Service, as you might expect, highly competent and friendly. I enjoyed watching the action in the clean and very busy semi-open kitchen. It's also a place for the Khmer elite to hold dinners and shindigs and one-on-one meetings of various purposes, as was evident by the other customers there at lunch-time. It's fun to imagine they're mafioso, though they're probably just discussing stock futures and plastics.
This is a Cambodian-style salad prepared with local scallops - which may sound like a dodgy proposition, until you taste them. These tiny little beauties have a great flavor, and the salad was absolutely superb, with frizzled shallots and peanuts on otp and a delicious herb-and-lime dressing, with extra served on the side for dipping (and you will want to). This delight probably ranks as the tastiest thing I have eaten in Cambodia. And it cost $12. Oh, the third world!
We decided to sample the boneless tumeric roasted chicken, which was served on a bed of Asian vegetables. I generally consider boneless chicken to be an agent of Satan, but this proved to be the exception to the rule, being dark-meat chicken thigh instead of breast. A very pleasing, slightly sweet depth of flavor with a subtle soy based sauce on top: The vegetables beneath soaked up the chicken juices. It's fatty chicken, but in all honesty, that isn't a bad thing, is it?
Especially good when eaten with some of Malis' home made Cambodian style pickles. Order extra.
Insofar as I am able to determine, Cambodia runs off fried rice: Motodops eat it, students eat it, businessmen eat it, you eat it. Malis serves a tasty fried rice - admittedly, there's only so much gilding of that lily possible - with a freakishly huge and tasty grilled prawn, which lends an entire new element to the thing. Note Malis' creative serving wear. We wanted to take a lot of this stuff home with us.
I am seriously considering devoting a Tumblr blog to Photos of Shrimp Heads since 1. I eat them. A lot, and 2. They are delicious, what with all the fatty bits inside of them, and you should really man up and eat them as well, and 3. I believe they photograph beautifully.

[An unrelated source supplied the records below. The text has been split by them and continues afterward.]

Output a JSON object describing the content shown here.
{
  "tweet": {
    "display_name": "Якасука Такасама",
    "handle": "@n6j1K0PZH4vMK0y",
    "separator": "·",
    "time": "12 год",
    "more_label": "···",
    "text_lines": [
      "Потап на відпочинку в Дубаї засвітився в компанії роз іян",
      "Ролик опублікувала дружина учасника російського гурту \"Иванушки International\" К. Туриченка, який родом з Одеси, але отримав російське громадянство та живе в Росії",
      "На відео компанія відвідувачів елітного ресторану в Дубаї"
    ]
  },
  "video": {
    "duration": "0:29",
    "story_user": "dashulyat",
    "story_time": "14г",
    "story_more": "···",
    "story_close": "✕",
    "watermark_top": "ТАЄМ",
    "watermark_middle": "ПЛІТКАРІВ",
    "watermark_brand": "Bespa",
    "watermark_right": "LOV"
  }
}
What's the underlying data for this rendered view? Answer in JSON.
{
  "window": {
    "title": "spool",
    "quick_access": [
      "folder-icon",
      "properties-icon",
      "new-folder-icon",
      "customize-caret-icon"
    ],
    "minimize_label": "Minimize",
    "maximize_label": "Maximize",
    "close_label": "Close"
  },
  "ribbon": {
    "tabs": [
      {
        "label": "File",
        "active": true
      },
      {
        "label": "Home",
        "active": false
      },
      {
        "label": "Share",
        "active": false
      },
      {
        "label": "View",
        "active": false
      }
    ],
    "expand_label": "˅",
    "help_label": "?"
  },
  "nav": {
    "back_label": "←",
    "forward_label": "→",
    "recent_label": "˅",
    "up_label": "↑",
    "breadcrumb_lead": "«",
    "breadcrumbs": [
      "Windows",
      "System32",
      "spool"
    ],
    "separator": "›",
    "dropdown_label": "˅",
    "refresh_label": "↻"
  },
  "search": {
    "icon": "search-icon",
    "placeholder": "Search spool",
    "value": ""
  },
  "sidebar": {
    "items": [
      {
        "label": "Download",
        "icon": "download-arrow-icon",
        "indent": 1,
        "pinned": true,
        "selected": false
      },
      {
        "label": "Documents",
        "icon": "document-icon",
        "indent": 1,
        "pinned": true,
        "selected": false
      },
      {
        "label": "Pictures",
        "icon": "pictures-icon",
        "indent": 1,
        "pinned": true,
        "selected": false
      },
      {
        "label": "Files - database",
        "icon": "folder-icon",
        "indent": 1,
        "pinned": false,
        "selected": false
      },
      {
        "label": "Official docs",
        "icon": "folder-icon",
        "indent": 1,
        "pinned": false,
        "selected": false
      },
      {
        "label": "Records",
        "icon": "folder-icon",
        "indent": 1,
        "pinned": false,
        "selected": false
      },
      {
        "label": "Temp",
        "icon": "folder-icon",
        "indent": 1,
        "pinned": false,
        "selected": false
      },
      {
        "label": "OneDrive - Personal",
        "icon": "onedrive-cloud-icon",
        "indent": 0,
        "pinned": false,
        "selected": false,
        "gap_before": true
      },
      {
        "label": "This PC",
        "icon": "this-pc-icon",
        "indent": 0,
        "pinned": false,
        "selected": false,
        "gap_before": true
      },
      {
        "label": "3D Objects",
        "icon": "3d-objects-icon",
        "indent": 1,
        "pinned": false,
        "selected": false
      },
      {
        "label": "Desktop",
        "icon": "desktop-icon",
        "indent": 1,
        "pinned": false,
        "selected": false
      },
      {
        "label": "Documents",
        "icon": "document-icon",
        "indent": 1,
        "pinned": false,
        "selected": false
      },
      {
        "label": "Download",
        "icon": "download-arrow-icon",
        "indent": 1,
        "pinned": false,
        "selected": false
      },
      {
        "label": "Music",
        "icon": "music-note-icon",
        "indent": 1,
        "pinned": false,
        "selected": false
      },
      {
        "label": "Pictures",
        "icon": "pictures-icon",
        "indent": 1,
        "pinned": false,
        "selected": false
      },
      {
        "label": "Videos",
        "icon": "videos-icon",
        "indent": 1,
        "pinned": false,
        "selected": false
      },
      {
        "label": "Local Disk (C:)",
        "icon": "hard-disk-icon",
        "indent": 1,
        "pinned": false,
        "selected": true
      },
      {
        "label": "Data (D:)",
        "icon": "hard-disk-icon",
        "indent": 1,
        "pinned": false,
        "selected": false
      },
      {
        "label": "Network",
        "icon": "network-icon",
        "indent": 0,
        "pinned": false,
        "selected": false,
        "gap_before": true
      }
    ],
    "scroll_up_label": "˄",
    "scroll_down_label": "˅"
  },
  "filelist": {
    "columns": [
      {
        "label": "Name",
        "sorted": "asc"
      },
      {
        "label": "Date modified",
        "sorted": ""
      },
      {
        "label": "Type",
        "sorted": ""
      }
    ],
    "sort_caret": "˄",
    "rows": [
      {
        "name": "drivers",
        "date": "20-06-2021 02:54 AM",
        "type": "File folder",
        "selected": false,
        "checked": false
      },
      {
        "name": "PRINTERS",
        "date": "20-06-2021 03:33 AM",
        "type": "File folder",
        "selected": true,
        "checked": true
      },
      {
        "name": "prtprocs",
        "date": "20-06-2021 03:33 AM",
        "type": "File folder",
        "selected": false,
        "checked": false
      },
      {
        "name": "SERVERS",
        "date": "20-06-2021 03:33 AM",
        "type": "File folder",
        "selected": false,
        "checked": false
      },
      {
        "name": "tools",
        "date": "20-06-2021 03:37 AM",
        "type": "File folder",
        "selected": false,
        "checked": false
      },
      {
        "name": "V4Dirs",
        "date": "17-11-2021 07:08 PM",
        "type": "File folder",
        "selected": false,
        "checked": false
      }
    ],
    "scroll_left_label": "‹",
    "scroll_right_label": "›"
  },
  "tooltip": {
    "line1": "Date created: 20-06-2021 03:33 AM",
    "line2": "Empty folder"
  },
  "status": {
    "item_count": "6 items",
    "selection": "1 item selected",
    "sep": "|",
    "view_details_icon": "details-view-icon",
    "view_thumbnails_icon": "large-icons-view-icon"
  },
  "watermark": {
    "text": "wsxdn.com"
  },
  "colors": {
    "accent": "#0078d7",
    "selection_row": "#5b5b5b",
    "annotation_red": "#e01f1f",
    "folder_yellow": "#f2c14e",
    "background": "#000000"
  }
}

I do not know where Malis sources their seafood from, but they are doing a bang-up job in a country with fabulous and woefully under-appreciated fresh seafood products.
This is Malis's signature mousse, prepared with cream, citrus, vanilla, and a little honey. This was really superb and a great, light tropical dessert. They've also got a well-recommended pineapple mousse, as well as some other distinctly Khmer dishes. They were kind enough to send out two separate portions when my mother and I said that we'd be demure and share one: This we did not regret.
Malis is an unequivocally superb restaurant. All the pieces fit: decor, service, and most importantly, sophisticated and delicious food. Malis would absolutely rank as my first choice for high-end dining in Phnom Penh, and it's a must-visit for foodies who find themselves in Phnom Penh's capital. I eagerly anticipate returning again. Preferably on a (modest) expense account.
I would, finally, like to point out that that is Jackie-fricking-Chan on the wall. You can tell that this is a quality establishment.